CHICAGO – The issue of gender identity, especially for those who are born with a vagueness as to what to call themselves between/beyond boy and girl, has come front and center in the U.S., both with the legalization of gay marriage and the callous repudiation of identity by trying to pass laws dismissing it (the North Carolina “bathroom” laws). The performance companies of The Living Canvas and Nothing Without a Company is currently staging “[Trans]formation,” which presents gender identity art by six performers, who perform most of the play in the nude.
Blu-ray Review: Volker Schlondorff’s ‘The Tin Drum’ Continues to Challenge
CHICAGO – Volker Schlondorff’s “The Tin Drum” was a sensation when it was released in 1979, even tying Francis Ford Coppola’s “Apocalypse Now” for the Palme D’Or at Cannes that year and winning the Academy Award for Best Foreign Language Film. History hasn’t been quite as kind to “Tin Drum” as some of its late-’70s contemporaries and it is a bit surprising that it was as much of a phenomenon as it was on the arthouse scene now that one can watch it over three decades later and see the film’s notable flaws but Criterion has put together another stellar edition, highlighted by notable bonus material with the film’s director.
Blu-ray Rating: 3.5/5.0
Some Criterion releases, often by virtue of the film’s age and lack of surviving creators, are notably bereft of special features that actually include the people who made the film. Such is not the case with “The Tin Drum,” which features a new transfer approved by the director, new track that met with his stamp as well, and a lengthy interview with the director. Schlondorff speaks openly and candidly about the film and the controversy that followed it. The other special features are interesting and engaging but the Blu-ray release and the new DVD release does not include a formerly available documentary about the controversy that greeted the film decades after its release when it was deemed pornographic (called “Banned in Oklahoma”). It’s too bad that those who have the original Criterion release will have to hold on to it and not be able to fully upgrade although the HD transfer here is stellar enough that true fans of the film will not regret having both standard and BD versions.

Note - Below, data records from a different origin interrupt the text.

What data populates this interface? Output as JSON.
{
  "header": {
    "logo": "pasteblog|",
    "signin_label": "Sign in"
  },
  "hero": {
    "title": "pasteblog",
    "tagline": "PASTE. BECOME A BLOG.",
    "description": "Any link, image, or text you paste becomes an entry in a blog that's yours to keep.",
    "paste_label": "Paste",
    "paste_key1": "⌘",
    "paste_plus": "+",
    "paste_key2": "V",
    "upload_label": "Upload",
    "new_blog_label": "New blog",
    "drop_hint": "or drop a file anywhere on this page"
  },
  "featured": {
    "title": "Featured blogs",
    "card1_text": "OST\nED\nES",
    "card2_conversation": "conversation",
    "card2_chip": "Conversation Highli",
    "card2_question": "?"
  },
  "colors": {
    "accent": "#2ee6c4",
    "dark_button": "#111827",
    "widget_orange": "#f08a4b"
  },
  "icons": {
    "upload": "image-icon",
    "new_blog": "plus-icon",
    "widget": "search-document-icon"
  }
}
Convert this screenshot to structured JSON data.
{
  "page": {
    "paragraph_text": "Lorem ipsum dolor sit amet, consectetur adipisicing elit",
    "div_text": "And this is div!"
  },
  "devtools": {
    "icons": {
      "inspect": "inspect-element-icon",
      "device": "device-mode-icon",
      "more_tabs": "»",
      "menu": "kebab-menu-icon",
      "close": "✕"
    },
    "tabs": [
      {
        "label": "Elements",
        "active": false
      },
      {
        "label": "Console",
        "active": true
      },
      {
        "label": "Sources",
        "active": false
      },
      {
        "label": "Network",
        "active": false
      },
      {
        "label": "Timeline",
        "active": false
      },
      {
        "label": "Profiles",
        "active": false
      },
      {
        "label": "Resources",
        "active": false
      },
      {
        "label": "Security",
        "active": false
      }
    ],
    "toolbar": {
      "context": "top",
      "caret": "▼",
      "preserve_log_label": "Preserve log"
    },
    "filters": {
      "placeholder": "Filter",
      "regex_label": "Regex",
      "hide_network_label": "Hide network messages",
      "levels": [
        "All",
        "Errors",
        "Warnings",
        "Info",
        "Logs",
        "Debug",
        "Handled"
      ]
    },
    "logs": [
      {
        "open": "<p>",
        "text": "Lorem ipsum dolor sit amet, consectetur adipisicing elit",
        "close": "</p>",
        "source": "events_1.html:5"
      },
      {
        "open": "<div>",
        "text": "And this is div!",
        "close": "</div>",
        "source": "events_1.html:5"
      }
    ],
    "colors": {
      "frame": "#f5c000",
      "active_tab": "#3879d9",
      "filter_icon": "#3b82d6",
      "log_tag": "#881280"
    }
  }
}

The Tin Drum
Photo credit: The Criterion Collection
Oskar is born in Germany in 1924 with an advanced intellect. Repulsed by the hypocrisy of adults and the irresponsibility of society, he refuses to grow older after his third birthday. While the chaotic world around him careers toward the madness and folly of World War II, Oskar pounds incessantly on his beloved tin drum and perfects his uncannily piercings shrieks. The Tin Drum, which earned the Palme d’Or at Cannes and the Academy Award for best foreign-language film, is Volker Schlondorff’s visionary adaptation of Nobel laureate Gunter Grass’s acclaimed novel, characterized by surreal imagery, arresting eroticism, and clear-eyed satire.
o Interview With Schlondorff About The Making Of The Film And The Creation Of The Complete Version
o Interview With Film Scholar Timothy Corrigan
o German Audio Recording Of Gunter Grass Reading An Excerpt From His Novel The Tin Drum, Illustrated With The Corresponding Scene From The Film
o Television Interview Excerpts Featuring Schlondorff, Grass, Actors David Bennent and Mario Adorf, And Co Writer Jean-Claude Carriere
o Booklet Featuring An Essay By Critic Geoffrey Macnab and 1978 Statements By Grass About The Adaptation Of His Novel